MWB: But were you at the police… on Thursday, the Divisional Police Command?
Tampoare: I say I’ve never been arrest.
MWB: But were you at the Divisional Police Command on Thursday, the last Thursday?
[Tampoare abruptly ends the telephone conversation without any further answer].
The police were completely surprised about Tampoare’s arrest denial when Media Without Borders communicated his comments to them for further clarification.
The police provided further details to Media Without Borders on Sunday, 19 November 2023, saying Tampaore was held in detention for about six hours after his arrest and was bailed by his close friend and fellow small-scale miner called John Bawa.
When Media Without Borders contacted Bawa, he confirmed that Tampoare was arrested and that he (Bawa) bailed him.
“I went and bailed him. He was arrested and asked me to come and bail him. When he was arrested, he called me that I should come and bail him and I went and bailed him,” Bawa said on Sunday.
Police authorities at the divisional command say they have asked Tampoare to produce some documents pending a possible court trial for falsification of account and fraud.
Until recently, Tampoare was for many year in the front line of widespread opposition against the presence of the Chinese company in Talensi.

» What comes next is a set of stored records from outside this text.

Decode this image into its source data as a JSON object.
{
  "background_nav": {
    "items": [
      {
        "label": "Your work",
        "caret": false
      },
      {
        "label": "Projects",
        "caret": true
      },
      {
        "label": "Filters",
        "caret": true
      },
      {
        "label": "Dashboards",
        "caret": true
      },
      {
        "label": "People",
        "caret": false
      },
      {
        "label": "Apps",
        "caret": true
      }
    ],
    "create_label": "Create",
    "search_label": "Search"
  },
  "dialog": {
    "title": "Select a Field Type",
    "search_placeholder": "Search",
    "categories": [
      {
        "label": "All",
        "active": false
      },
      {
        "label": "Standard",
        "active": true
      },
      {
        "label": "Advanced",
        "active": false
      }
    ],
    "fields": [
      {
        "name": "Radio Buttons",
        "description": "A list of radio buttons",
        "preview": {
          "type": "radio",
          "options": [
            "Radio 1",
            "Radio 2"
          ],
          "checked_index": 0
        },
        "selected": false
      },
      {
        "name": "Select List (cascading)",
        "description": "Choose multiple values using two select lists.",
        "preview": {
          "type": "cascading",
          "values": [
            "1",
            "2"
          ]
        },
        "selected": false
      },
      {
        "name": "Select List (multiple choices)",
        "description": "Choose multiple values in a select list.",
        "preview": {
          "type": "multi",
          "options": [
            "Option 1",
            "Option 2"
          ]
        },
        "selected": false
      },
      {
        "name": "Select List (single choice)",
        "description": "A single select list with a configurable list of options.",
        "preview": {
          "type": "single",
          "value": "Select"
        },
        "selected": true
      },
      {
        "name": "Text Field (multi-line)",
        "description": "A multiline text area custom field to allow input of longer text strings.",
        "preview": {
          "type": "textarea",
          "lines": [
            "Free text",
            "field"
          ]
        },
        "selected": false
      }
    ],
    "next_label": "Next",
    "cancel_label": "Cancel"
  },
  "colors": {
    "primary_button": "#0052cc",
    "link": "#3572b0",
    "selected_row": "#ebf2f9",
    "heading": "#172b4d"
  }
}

He led several public protests against the company and twice called upon the ‘gods’ of Talenteng (the land of Talensi) to deal with the wealthy Chinese company and its local collaborators who had betrayed the trust and interest of the people of Talensi for selfish gains.
He is not the only anti-Shaanxi critic who has gone quiet even as the same ills they once criticised are still happening in front of their eyes today.
A number of such critics have contracted the same infectious ‘voice loss syndrome’ in the area and are now working from the Shaanxi side against their former fellow activists who are determined to pursue justice for the people of Talensi no matter the trials or temptations that come their way.
Source: Edward Adeti/Media Without Borders/mwbonline.org